HOW TO COMPLETE THIS TASK: The number of lines holding "value" is all you should give; count them in the records below.

DATA EXTRACTS:
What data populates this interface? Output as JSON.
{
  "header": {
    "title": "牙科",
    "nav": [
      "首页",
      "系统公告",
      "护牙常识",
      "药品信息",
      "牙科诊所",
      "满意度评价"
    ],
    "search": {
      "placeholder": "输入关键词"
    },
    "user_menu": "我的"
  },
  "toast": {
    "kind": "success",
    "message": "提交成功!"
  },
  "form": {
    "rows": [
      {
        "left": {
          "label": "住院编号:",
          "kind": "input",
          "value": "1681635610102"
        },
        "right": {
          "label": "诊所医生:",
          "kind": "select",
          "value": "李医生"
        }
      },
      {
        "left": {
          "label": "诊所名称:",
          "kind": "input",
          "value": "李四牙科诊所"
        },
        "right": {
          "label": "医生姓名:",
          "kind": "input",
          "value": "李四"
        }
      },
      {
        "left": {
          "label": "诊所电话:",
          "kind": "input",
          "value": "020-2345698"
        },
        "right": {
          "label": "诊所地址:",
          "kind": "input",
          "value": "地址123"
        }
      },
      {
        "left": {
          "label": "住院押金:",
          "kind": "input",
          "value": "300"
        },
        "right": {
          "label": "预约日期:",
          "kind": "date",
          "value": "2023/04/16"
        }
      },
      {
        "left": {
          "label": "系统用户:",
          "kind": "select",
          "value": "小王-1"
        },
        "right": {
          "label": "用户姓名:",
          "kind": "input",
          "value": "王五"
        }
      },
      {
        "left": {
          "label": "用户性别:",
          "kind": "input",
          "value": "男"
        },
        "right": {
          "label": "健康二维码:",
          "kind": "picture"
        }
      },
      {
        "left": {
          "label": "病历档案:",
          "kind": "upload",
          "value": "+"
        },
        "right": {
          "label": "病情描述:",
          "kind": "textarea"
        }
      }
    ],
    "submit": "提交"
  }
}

WRITTEN ANSWER: 12